You've been burgled: What to do next
With over 422,000 burglaries in England and Wales in 2019 alone, the threat of home break-ins is as real as ever. Despite that, many people still don't know what to do in the aftermath of a break-in.
Acting quickly and knowing the best next steps increases your chances of recovering lost goods. With this in mind, Izzy Schulman atKeys 4 U offers advice on getting back on track after a burglary.
Call the police
Discovering you've been burgled can give you a horrible sinking feeling. Take a moment to accept it's happened, calm down and act.
It's important to call the police straight away. This helps them gather evidence quickly to increase the chances of recovering your lost items and finding the culprit while they’re still in the area.
Don’t touch anything and resist the urge to tidy the property. Forensics teams and crime officers look for foot and fingerprints or signs of unique or specific items used to break in, to give them a greater chance of finding the criminal.
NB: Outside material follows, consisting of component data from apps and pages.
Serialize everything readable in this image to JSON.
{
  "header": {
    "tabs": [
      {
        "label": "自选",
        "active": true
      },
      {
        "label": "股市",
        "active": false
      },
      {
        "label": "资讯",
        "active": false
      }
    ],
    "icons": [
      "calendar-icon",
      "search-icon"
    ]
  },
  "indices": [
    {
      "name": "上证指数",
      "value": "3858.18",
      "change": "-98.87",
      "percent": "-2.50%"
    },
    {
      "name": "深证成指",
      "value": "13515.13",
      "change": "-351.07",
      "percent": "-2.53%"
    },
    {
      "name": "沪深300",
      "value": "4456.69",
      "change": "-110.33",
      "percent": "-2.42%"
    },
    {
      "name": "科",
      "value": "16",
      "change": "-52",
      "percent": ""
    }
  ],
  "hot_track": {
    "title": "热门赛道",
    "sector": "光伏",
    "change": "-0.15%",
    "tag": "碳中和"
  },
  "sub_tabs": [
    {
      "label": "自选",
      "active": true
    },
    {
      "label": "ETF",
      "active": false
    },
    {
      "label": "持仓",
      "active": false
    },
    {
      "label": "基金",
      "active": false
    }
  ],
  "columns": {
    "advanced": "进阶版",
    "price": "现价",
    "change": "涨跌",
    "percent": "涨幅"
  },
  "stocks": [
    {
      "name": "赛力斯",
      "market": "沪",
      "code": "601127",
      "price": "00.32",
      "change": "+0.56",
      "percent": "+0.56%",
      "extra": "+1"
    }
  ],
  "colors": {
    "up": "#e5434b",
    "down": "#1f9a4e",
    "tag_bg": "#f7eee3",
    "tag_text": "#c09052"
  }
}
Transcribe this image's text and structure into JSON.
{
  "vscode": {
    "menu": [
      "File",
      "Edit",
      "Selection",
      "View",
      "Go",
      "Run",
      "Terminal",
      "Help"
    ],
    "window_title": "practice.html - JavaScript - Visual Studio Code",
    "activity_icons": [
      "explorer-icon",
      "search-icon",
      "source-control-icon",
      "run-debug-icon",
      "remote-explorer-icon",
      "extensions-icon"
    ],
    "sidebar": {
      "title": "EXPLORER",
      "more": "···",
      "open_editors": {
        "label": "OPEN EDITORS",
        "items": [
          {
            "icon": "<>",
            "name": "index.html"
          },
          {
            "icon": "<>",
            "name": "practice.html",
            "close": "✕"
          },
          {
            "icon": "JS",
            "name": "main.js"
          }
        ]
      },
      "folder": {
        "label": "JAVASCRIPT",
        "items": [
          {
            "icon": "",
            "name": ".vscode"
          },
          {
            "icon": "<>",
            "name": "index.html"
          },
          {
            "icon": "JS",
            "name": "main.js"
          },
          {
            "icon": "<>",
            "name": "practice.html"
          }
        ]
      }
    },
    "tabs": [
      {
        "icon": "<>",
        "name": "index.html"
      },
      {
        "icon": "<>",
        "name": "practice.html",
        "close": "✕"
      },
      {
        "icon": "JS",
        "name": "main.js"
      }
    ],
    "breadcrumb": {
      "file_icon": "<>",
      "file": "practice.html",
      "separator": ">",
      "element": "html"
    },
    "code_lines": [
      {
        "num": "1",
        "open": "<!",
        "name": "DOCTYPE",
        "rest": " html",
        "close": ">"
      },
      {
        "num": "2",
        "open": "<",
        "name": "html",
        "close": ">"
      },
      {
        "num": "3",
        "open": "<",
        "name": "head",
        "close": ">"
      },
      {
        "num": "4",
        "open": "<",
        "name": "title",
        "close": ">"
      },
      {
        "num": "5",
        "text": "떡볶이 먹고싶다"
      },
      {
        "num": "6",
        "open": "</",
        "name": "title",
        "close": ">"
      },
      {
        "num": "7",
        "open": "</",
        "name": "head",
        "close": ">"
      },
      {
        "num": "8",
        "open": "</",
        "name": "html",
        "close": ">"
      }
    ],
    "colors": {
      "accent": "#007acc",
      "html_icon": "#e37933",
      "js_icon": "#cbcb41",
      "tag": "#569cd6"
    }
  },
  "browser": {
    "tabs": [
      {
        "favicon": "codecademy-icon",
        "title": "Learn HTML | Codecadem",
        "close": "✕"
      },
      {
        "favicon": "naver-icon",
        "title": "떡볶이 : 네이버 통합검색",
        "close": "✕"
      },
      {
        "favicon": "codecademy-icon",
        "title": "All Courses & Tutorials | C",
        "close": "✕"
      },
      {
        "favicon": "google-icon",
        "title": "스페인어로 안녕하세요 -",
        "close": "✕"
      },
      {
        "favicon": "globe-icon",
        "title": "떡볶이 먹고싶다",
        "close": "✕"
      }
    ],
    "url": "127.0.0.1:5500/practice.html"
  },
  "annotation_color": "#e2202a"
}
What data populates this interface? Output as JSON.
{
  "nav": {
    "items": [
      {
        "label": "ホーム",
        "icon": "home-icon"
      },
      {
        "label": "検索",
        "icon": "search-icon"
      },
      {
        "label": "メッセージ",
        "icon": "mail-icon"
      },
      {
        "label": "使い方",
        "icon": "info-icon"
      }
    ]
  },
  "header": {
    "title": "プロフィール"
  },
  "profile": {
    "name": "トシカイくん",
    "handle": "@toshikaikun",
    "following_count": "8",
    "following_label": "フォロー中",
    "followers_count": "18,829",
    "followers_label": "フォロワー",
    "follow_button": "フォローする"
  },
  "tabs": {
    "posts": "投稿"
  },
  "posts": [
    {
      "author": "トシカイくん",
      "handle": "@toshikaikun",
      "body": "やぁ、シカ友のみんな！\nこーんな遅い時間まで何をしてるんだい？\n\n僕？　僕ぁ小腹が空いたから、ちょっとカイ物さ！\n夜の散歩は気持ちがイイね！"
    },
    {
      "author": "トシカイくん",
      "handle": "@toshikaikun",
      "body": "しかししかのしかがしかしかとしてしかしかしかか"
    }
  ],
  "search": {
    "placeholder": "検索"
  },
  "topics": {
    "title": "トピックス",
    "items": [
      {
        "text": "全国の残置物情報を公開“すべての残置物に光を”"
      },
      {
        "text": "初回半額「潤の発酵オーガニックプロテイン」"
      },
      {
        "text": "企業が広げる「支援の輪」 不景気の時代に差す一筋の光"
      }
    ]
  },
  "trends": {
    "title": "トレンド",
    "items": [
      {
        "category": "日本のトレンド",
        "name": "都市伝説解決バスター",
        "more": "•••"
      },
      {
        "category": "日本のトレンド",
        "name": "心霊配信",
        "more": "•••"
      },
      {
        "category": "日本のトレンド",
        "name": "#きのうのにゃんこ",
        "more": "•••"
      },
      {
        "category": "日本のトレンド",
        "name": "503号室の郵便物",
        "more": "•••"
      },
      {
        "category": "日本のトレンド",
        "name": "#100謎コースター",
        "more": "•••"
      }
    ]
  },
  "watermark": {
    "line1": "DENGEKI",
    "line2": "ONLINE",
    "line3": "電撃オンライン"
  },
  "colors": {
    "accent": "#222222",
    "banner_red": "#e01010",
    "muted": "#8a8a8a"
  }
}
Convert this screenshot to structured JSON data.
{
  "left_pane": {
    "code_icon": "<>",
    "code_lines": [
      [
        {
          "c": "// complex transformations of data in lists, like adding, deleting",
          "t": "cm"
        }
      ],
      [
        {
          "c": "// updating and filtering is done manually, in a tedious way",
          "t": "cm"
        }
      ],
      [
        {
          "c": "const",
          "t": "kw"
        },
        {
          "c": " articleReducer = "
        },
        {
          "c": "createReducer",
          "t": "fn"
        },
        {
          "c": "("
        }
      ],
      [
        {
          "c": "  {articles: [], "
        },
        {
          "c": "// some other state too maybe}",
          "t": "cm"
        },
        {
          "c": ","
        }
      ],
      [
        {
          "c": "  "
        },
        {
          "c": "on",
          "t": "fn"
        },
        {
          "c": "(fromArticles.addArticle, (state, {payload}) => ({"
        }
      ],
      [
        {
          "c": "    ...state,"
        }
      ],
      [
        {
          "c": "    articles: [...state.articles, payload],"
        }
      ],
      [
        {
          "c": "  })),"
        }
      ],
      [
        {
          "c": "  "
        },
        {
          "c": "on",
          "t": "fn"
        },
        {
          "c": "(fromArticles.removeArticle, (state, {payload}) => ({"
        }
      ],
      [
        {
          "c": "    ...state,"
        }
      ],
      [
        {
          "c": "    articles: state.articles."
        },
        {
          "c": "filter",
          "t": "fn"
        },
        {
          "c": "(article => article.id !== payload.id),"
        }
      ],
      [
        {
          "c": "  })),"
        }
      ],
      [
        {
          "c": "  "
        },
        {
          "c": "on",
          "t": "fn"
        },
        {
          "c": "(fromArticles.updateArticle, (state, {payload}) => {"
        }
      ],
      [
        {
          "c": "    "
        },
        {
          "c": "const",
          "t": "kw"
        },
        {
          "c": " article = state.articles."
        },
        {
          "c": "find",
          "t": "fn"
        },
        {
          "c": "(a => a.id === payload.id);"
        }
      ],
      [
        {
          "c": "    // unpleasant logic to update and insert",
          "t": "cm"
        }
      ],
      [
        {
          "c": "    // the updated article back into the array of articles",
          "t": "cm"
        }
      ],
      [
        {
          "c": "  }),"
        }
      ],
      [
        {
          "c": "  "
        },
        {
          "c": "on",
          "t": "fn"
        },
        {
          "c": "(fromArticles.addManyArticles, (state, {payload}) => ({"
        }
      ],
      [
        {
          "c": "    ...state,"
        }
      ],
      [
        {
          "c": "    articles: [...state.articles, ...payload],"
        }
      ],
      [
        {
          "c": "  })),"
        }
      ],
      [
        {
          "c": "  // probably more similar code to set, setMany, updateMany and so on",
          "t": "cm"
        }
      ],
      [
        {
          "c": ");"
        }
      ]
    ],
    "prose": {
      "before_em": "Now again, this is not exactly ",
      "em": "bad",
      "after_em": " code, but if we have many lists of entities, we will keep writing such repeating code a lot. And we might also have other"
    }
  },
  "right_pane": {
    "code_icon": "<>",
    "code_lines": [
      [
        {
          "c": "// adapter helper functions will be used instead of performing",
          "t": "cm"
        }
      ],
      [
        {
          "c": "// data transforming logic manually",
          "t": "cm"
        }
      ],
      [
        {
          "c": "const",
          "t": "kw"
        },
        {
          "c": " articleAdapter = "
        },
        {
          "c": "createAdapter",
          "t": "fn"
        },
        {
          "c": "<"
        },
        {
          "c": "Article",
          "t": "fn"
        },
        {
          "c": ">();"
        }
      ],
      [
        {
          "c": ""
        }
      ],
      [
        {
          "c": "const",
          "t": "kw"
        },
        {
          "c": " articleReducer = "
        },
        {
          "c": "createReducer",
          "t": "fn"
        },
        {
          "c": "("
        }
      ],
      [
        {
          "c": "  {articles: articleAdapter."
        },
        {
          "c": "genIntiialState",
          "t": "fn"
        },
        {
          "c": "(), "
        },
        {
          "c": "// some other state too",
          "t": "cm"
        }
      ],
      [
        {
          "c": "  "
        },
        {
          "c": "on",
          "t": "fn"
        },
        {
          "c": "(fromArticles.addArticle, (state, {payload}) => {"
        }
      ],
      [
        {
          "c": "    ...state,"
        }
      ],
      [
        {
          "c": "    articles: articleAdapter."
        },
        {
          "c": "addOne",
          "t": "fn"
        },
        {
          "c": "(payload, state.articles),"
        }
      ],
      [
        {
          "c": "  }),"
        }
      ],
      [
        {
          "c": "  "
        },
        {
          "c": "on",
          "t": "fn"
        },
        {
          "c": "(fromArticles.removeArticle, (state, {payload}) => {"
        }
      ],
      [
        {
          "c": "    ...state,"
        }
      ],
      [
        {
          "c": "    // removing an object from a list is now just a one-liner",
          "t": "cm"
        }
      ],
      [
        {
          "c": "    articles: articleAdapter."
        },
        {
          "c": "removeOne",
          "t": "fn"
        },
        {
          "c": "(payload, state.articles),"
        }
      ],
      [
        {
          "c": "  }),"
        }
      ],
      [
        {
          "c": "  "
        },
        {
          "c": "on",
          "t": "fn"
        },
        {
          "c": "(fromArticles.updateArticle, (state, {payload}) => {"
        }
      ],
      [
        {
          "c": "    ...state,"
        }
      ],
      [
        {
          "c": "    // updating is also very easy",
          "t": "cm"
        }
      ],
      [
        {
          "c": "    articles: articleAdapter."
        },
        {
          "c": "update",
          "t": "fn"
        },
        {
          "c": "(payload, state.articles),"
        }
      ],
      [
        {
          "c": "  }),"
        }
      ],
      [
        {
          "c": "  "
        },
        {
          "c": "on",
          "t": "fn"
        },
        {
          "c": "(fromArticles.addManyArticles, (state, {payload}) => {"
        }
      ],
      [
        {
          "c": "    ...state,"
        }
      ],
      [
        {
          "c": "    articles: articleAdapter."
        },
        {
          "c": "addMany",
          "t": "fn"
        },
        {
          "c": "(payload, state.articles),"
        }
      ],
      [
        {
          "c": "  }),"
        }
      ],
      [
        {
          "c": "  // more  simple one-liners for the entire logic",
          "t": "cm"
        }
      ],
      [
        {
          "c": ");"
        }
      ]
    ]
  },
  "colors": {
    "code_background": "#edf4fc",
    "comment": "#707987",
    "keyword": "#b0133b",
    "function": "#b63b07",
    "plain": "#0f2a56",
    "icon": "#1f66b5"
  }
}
Make a list of the items that have been stolen or damaged during the burglary. If possible, note down any useful or unique details about the items, like engravings or personalization, as these will make them easier to identify.
Get in touch with your bank if any cards were stolen so they can freeze the account and stop them being used. Online banking gives you instant access to your account so you can look for any recent activity that may help with the investigation.
People often overlook their medicine cabinet when checking their home but pharmaceuticals are increasingly being stolen to be sold on. Plus, you may not realise medication is missing until it’s too late, so make this part of your checks.
Alert your insurance company
Let your insurance company know you've been burgled as soon as possible. You can speed up the claims process by digging out any product receipts or proof-of-purchase documents to send over to them.
If you have home insurance cover (which is recommended) check the policy and see what’s covered. Typically, you’ll be covered for home damages and theft, which should give you a bit of peace of mind in a stressful time.
Upgrade your security
In the wake of a home break-in, it’s a good idea to secure your property's weak points, to prevent a repeat attack.
A police inspection will typically reveal vulnerable areas around the property. However, it’s also worth investing in CCTV, alarms and outdoor motion-sensor lights as a rule of thumb.
Burglars are more likely to target homes that look easy to access and where they can be in-and-out quickly. Making your home look secure and removing any outdoor hiding places, like areas covered in shrubbery, may be enough to put burglars off running the risk.
If burglars have taken house keys or garage fobs, you should have a locksmith replace your locks – as you’ll be unable to claim on your home insurance for a repeat attack if there‘s no sign of forced entry.
Looking after yourself
Burglary can have an impact beyond just lost possessions. It’s a violation of privacy and a potential threat to your family and can leave you feeling overwhelmed and emotionally vulnerable.
A recent survey found 35 percent of burglary victims suffered some form of depression or anxiety, while another revealed around 1 in 8 people never fully recover from the emotional impact of a break-in.
One of the best ways to reduce the emotional impact of a home break-in is to ease yourself back into a normal routine. It may seem tough but isolating yourself only increases stressful thoughts.
Keeping busy can help. Regular exercise and getting enough sleep helps reduce the effects of stress and anxiety.